Hundreds of acres of forestry destroyed by fire in Clare

Locals look on as raging fires sweep across Mount Callan on Wednesday night
Hundreds of acres of forestry were destroyed but several homes were saved during the worst gorse fires seen in Co Clare for several years, Pat Flynn reports for TMT.

At one point on Wednesday night, not a single firefighter or appliance from Co Clare's seven fire stations was available to respond to a call as they were all tied up with various incidents.

Crews from four stations spent almost 10 hours battling gorse and forestry blazes close to homes on Mount Callan in the west of the county.

The fires raged along both sides of a 4 kilometre stretch of the Ennis to Miltown Malbay R474 road which gardaí eventually had to close for safety reasons.

Fire personnel managed to save several properties including one home which was completely surrounded by fire at one point.

One farmer's shed was engulfed in flames however fire crews and locals battled to prevent the blaze spreading to other buildings. After this had been accomplished, a real fight to stop the fire spreading to forestry began.

Despite the best efforts of firefighters and locals, hundreds of acres of forestry were lost in the fires.

Landowner Michael Sexton, one of many locals who assisted fire crews, said: "It was a fierce and dangerous fire. It was along both sides of the road and you could feel the heat in the car as you passed. I stopped as many cars as I could and told them not to drive through."

"The smoke was so thick you could hardly get through it to reach the fires. The fire brigade were busy keeping the fires from some homes. It was really frightening," he added.
A helping hand from a local man
Locals are being urged to establish an emergency response group to deal with such fires in the future.

Local Councillor Michael Hillary said: "There are thousands of acres of forestry up on Mount Callan and several homes as well so it would probably be a good idea for locals to establish a group who can be contacted by text to respond and fight fires if it happens again. It takes years and years for forestry to mature but as we've seen it can be wiped out in just a few hours."

Senior Assistant Chief Fire Officer for Co Clare Angela Naughton said: “The current dry spell of weather will do little to reduce this risk although we are expecting some respite by the weekend.”

While the cause of Wednesday nights fires is still being investigated, the fire service has reiterated a warning issued earlier this week about burning waste.

“Uncontrolled burning can result in loss of life as well as damage to property. It is often mistakenly seen as a cheap method of managing waste and it is presumed not to be harmful to the environment, but nothing could be further from the truth,” Ms Naughton added.

Fire personnel from Gort in Co Galway had to be called in to deal with a road traffic collision in Ennis at the height of Wednesday's fires.

Gardaí are investigating the cause of the outbreak.

Meanwhile, fire crews from Ennis and Kilrush were last night (Thursday) battling to control several fires which are believed to have been started maliciously in bog and forestry Kilmaley in Co Clare.
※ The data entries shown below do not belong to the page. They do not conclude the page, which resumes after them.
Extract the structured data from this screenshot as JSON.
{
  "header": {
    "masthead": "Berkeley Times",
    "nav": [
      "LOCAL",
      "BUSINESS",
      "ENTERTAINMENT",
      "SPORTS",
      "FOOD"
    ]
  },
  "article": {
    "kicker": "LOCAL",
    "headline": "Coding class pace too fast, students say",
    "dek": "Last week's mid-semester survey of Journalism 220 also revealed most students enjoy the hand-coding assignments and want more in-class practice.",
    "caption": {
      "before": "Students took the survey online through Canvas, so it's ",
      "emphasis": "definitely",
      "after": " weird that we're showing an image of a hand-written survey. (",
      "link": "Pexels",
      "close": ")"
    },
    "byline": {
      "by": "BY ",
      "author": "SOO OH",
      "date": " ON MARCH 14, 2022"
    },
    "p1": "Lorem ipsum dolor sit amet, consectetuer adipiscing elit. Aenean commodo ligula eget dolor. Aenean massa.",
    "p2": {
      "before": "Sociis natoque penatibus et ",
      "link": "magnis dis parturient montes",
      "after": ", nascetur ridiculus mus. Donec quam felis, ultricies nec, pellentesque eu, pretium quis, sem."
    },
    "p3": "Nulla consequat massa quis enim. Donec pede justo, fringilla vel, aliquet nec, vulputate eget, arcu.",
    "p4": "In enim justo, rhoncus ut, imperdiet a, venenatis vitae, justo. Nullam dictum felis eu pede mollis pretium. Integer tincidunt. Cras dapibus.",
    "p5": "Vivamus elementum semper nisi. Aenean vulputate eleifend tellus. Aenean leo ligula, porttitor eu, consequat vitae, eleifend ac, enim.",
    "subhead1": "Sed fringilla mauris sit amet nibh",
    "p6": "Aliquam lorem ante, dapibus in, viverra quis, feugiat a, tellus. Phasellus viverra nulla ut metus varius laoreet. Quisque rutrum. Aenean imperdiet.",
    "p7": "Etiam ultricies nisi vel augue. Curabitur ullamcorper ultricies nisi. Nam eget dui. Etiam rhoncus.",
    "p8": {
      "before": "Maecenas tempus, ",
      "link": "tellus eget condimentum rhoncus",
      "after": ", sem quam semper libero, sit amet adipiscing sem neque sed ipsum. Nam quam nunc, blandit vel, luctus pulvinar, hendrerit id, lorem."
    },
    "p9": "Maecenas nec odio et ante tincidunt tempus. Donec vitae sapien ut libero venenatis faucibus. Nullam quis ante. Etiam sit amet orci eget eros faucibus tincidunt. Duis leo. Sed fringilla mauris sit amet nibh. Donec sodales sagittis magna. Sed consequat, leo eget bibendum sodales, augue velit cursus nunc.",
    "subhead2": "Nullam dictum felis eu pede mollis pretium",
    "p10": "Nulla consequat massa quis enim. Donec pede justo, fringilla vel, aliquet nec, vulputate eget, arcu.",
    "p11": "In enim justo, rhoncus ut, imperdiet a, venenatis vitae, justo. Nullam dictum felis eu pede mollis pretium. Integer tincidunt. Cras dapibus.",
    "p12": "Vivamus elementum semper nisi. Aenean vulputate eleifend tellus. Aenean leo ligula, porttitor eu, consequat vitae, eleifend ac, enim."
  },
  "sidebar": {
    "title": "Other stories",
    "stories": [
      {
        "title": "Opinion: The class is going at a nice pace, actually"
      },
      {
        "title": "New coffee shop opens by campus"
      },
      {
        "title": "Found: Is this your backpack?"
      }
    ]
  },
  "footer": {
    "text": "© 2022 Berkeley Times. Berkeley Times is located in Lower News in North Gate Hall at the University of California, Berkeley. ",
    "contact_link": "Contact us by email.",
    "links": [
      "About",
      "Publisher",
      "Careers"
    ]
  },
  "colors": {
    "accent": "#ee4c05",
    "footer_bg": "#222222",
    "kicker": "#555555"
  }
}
Several fires were reported at around 5.00pm. On arrival at the scene fire crews found hundreds of acres of scrub and bog well alight.

The fire had also spread into private forestry on one side of the road.

"This will take time. We're going to be here for a while. You'd have to wonder what kind of person would so this. They either don't realise or just don't care the danger they are putting people in," one firefighter said.

One local farmer said: "I'd put any money on it that some lout started these fires. There were too many small fires to have started without some help. They come up here and dump their rubbish and sometimes set fire to it. It a disgrace."

The fire service has confirmed that they will be working closely with An Garda to investigate the cause of the fires.